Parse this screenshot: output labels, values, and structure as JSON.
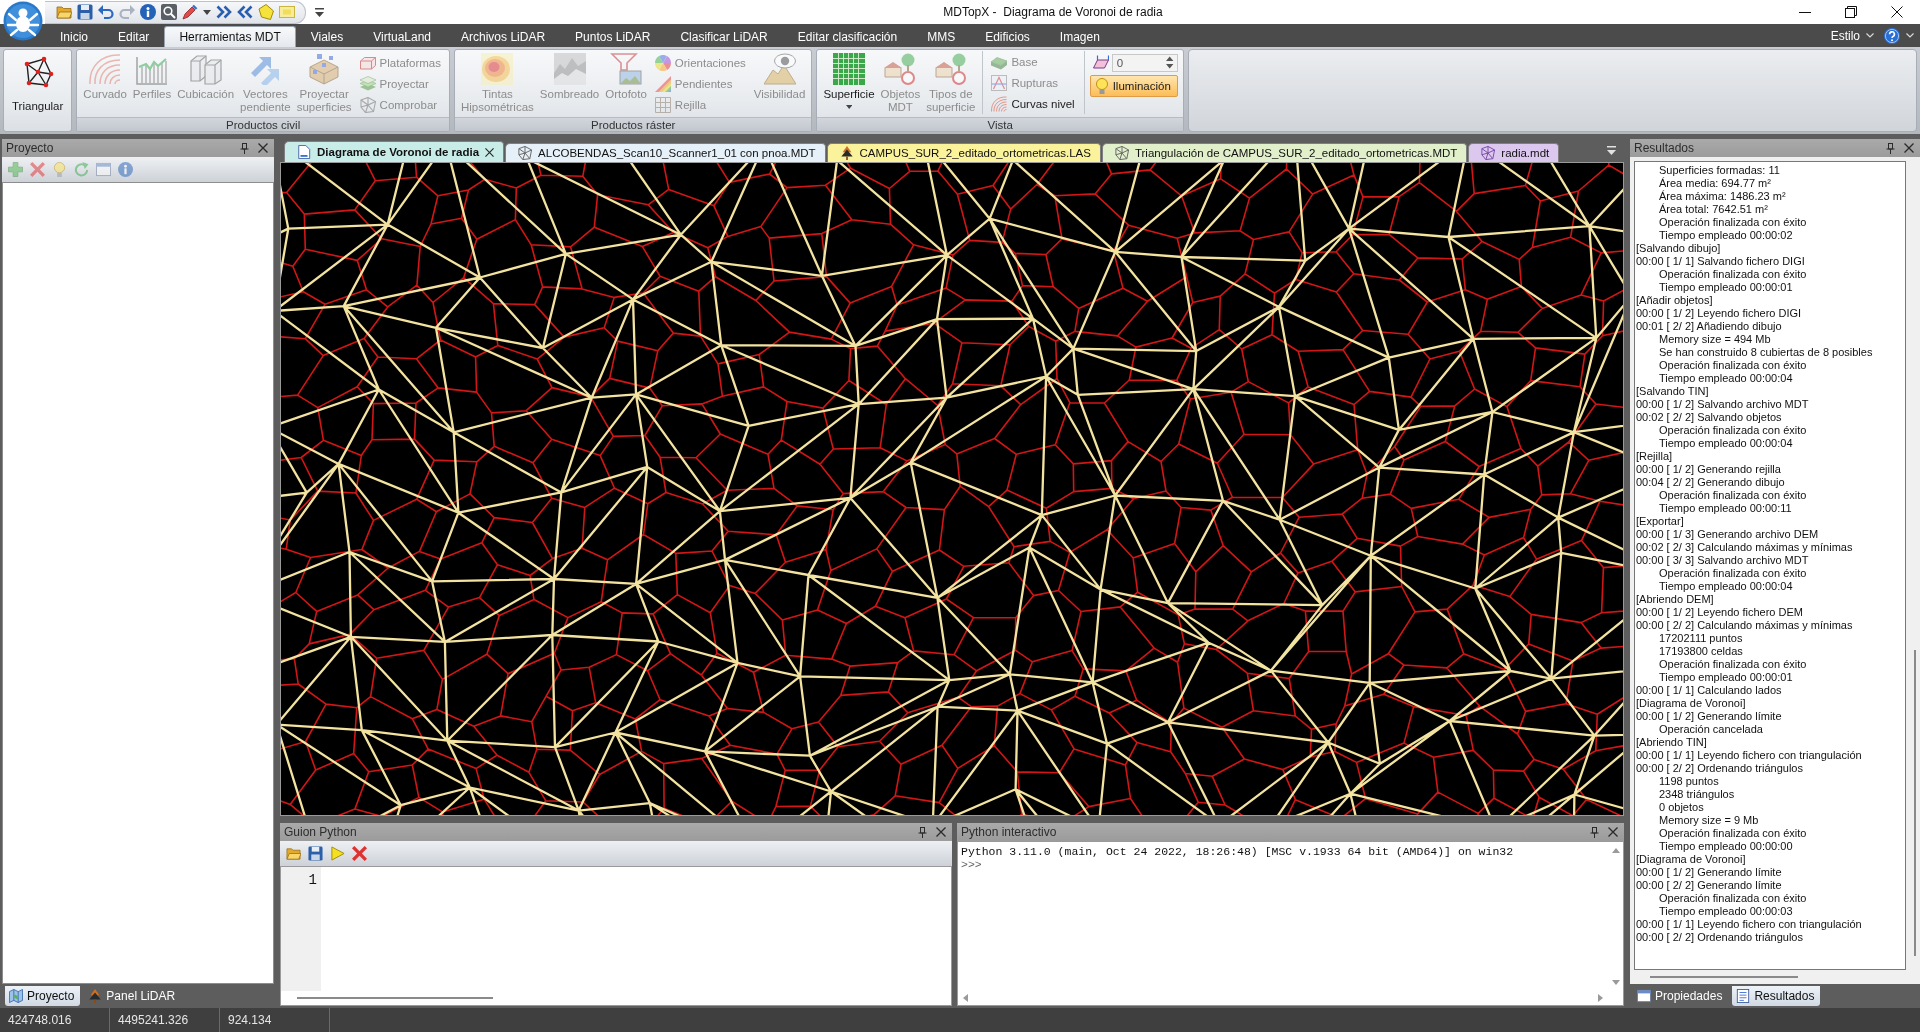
{
  "window": {
    "title": "MDTopX -  Diagrama de Voronoi de radia"
  },
  "ribbon": {
    "tabs": [
      {
        "label": "Inicio",
        "selected": false
      },
      {
        "label": "Editar",
        "selected": false
      },
      {
        "label": "Herramientas MDT",
        "selected": true
      },
      {
        "label": "Viales",
        "selected": false
      },
      {
        "label": "VirtuaLand",
        "selected": false
      },
      {
        "label": "Archivos LiDAR",
        "selected": false
      },
      {
        "label": "Puntos LiDAR",
        "selected": false
      },
      {
        "label": "Clasificar LiDAR",
        "selected": false
      },
      {
        "label": "Editar clasificación",
        "selected": false
      },
      {
        "label": "MMS",
        "selected": false
      },
      {
        "label": "Edificios",
        "selected": false
      },
      {
        "label": "Imagen",
        "selected": false
      }
    ],
    "style_menu": "Estilo",
    "groups": [
      {
        "items": [
          {
            "kind": "large",
            "label": "Triangular",
            "disabled": false,
            "dropdown": false
          }
        ]
      },
      {
        "title": "Productos civil",
        "items": [
          {
            "kind": "large",
            "label": "Curvado",
            "disabled": true,
            "dropdown": false
          },
          {
            "kind": "large",
            "label": "Perfiles",
            "disabled": true,
            "dropdown": false
          },
          {
            "kind": "large",
            "label": "Cubicación",
            "disabled": true,
            "dropdown": false
          },
          {
            "kind": "large",
            "label": "Vectores\npendiente",
            "disabled": true,
            "dropdown": false
          },
          {
            "kind": "large",
            "label": "Proyectar\nsuperficies",
            "disabled": true,
            "dropdown": false
          },
          {
            "kind": "stack",
            "buttons": [
              {
                "kind": "small",
                "label": "Plataformas",
                "disabled": true
              },
              {
                "kind": "small",
                "label": "Proyectar",
                "disabled": true
              },
              {
                "kind": "small",
                "label": "Comprobar",
                "disabled": true
              }
            ]
          }
        ]
      },
      {
        "title": "Productos ráster",
        "items": [
          {
            "kind": "large",
            "label": "Tintas\nHipsométricas",
            "disabled": true,
            "dropdown": false
          },
          {
            "kind": "large",
            "label": "Sombreado",
            "disabled": true,
            "dropdown": false
          },
          {
            "kind": "large",
            "label": "Ortofoto",
            "disabled": true,
            "dropdown": false
          },
          {
            "kind": "stack",
            "buttons": [
              {
                "kind": "small",
                "label": "Orientaciones",
                "disabled": true
              },
              {
                "kind": "small",
                "label": "Pendientes",
                "disabled": true
              },
              {
                "kind": "small",
                "label": "Rejilla",
                "disabled": true
              }
            ]
          },
          {
            "kind": "large",
            "label": "Visibilidad",
            "disabled": true,
            "dropdown": false
          }
        ]
      },
      {
        "title": "Vista",
        "items": [
          {
            "kind": "large",
            "label": "Superficie",
            "disabled": false,
            "dropdown": true
          },
          {
            "kind": "large",
            "label": "Objetos\nMDT",
            "disabled": true,
            "dropdown": false
          },
          {
            "kind": "large",
            "label": "Tipos de\nsuperficie",
            "disabled": true,
            "dropdown": false
          },
          {
            "kind": "stack",
            "buttons": [
              {
                "kind": "small",
                "label": "Base",
                "disabled": true
              },
              {
                "kind": "small",
                "label": "Rupturas",
                "disabled": true
              },
              {
                "kind": "small",
                "label": "Curvas nivel",
                "disabled": false
              }
            ]
          },
          {
            "kind": "stack",
            "buttons": [
              {
                "kind": "spin",
                "value": "0"
              },
              {
                "kind": "toggle",
                "label": "Iluminación",
                "checked": true
              }
            ]
          }
        ]
      }
    ]
  },
  "documents": {
    "tabs": [
      {
        "label": "Diagrama de Voronoi de radia",
        "selected": true,
        "color": "#c8ede8"
      },
      {
        "label": "ALCOBENDAS_Scan10_Scanner1_01 con pnoa.MDT",
        "selected": false,
        "color": "#e6f0f8"
      },
      {
        "label": "CAMPUS_SUR_2_editado_ortometricas.LAS",
        "selected": false,
        "color": "#fbf29c"
      },
      {
        "label": "Triangulación de CAMPUS_SUR_2_editado_ortometricas.MDT",
        "selected": false,
        "color": "#e2efcb"
      },
      {
        "label": "radia.mdt",
        "selected": false,
        "color": "#dcc8ee"
      }
    ]
  },
  "project_panel": {
    "title": "Proyecto",
    "toolbar": [
      {
        "disabled": true
      },
      {
        "disabled": true
      },
      {
        "disabled": true
      },
      {
        "disabled": true
      },
      {
        "disabled": true
      },
      {
        "disabled": true
      }
    ]
  },
  "left_tabs": [
    {
      "label": "Proyecto",
      "selected": true
    },
    {
      "label": "Panel LiDAR",
      "selected": false
    }
  ],
  "script_panel": {
    "title": "Guion Python",
    "line_numbers": [
      "1"
    ]
  },
  "console_panel": {
    "title": "Python interactivo",
    "lines": [
      {
        "kind": "output",
        "text": "Python 3.11.0 (main, Oct 24 2022, 18:26:48) [MSC v.1933 64 bit (AMD64)] on win32"
      },
      {
        "kind": "prompt",
        "text": ">>>"
      }
    ]
  },
  "results_panel": {
    "title": "Resultados",
    "lines": [
      {
        "text": "Superficies formadas: 11",
        "indented": true
      },
      {
        "text": "Área media: 694.77 m²",
        "indented": true
      },
      {
        "text": "Área máxima: 1486.23 m²",
        "indented": true
      },
      {
        "text": "Área total: 7642.51 m²",
        "indented": true
      },
      {
        "text": "Operación finalizada con éxito",
        "indented": true
      },
      {
        "text": "Tiempo empleado 00:00:02",
        "indented": true
      },
      {
        "text": "[Salvando dibujo]",
        "indented": false
      },
      {
        "text": "00:00 [ 1/ 1] Salvando fichero DIGI",
        "indented": false
      },
      {
        "text": "Operación finalizada con éxito",
        "indented": true
      },
      {
        "text": "Tiempo empleado 00:00:01",
        "indented": true
      },
      {
        "text": "[Añadir objetos]",
        "indented": false
      },
      {
        "text": "00:00 [ 1/ 2] Leyendo fichero DIGI",
        "indented": false
      },
      {
        "text": "00:01 [ 2/ 2] Añadiendo dibujo",
        "indented": false
      },
      {
        "text": "Memory size = 494 Mb",
        "indented": true
      },
      {
        "text": "Se han construido 8 cubiertas de 8 posibles",
        "indented": true
      },
      {
        "text": "Operación finalizada con éxito",
        "indented": true
      },
      {
        "text": "Tiempo empleado 00:00:04",
        "indented": true
      },
      {
        "text": "[Salvando TIN]",
        "indented": false
      },
      {
        "text": "00:00 [ 1/ 2] Salvando archivo MDT",
        "indented": false
      },
      {
        "text": "00:02 [ 2/ 2] Salvando objetos",
        "indented": false
      },
      {
        "text": "Operación finalizada con éxito",
        "indented": true
      },
      {
        "text": "Tiempo empleado 00:00:04",
        "indented": true
      },
      {
        "text": "[Rejilla]",
        "indented": false
      },
      {
        "text": "00:00 [ 1/ 2] Generando rejilla",
        "indented": false
      },
      {
        "text": "00:04 [ 2/ 2] Generando dibujo",
        "indented": false
      },
      {
        "text": "Operación finalizada con éxito",
        "indented": true
      },
      {
        "text": "Tiempo empleado 00:00:11",
        "indented": true
      },
      {
        "text": "[Exportar]",
        "indented": false
      },
      {
        "text": "00:00 [ 1/ 3] Generando archivo DEM",
        "indented": false
      },
      {
        "text": "00:02 [ 2/ 3] Calculando máximas y mínimas",
        "indented": false
      },
      {
        "text": "00:00 [ 3/ 3] Salvando archivo MDT",
        "indented": false
      },
      {
        "text": "Operación finalizada con éxito",
        "indented": true
      },
      {
        "text": "Tiempo empleado 00:00:04",
        "indented": true
      },
      {
        "text": "[Abriendo DEM]",
        "indented": false
      },
      {
        "text": "00:00 [ 1/ 2] Leyendo fichero DEM",
        "indented": false
      },
      {
        "text": "00:00 [ 2/ 2] Calculando máximas y mínimas",
        "indented": false
      },
      {
        "text": "17202111 puntos",
        "indented": true
      },
      {
        "text": "17193800 celdas",
        "indented": true
      },
      {
        "text": "Operación finalizada con éxito",
        "indented": true
      },
      {
        "text": "Tiempo empleado 00:00:01",
        "indented": true
      },
      {
        "text": "00:00 [ 1/ 1] Calculando lados",
        "indented": false
      },
      {
        "text": "[Diagrama de Voronoi]",
        "indented": false
      },
      {
        "text": "00:00 [ 1/ 2] Generando límite",
        "indented": false
      },
      {
        "text": "Operación cancelada",
        "indented": true
      },
      {
        "text": "[Abriendo TIN]",
        "indented": false
      },
      {
        "text": "00:00 [ 1/ 1] Leyendo fichero con triangulación",
        "indented": false
      },
      {
        "text": "00:00 [ 2/ 2] Ordenando triángulos",
        "indented": false
      },
      {
        "text": "1198 puntos",
        "indented": true
      },
      {
        "text": "2348 triángulos",
        "indented": true
      },
      {
        "text": "0 objetos",
        "indented": true
      },
      {
        "text": "Memory size = 9 Mb",
        "indented": true
      },
      {
        "text": "Operación finalizada con éxito",
        "indented": true
      },
      {
        "text": "Tiempo empleado 00:00:00",
        "indented": true
      },
      {
        "text": "[Diagrama de Voronoi]",
        "indented": false
      },
      {
        "text": "00:00 [ 1/ 2] Generando límite",
        "indented": false
      },
      {
        "text": "00:00 [ 2/ 2] Generando límite",
        "indented": false
      },
      {
        "text": "Operación finalizada con éxito",
        "indented": true
      },
      {
        "text": "Tiempo empleado 00:00:03",
        "indented": true
      },
      {
        "text": "00:00 [ 1/ 1] Leyendo fichero con triangulación",
        "indented": false
      },
      {
        "text": "00:00 [ 2/ 2] Ordenando triángulos",
        "indented": false
      }
    ]
  },
  "right_tabs": [
    {
      "label": "Propiedades",
      "selected": false
    },
    {
      "label": "Resultados",
      "selected": true
    }
  ],
  "status_bar": {
    "fields": [
      "424748.016",
      "4495241.326",
      "924.134"
    ]
  }
}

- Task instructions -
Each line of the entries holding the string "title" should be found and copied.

- Answer to this exercise -
    "title": "MDTopX -  Diagrama de Voronoi de radia"
        "title": "Productos civil",
        "title": "Productos ráster",
        "title": "Vista",
    "title": "Proyecto",
    "title": "Guion Python",
    "title": "Python interactivo",
    "title": "Resultados",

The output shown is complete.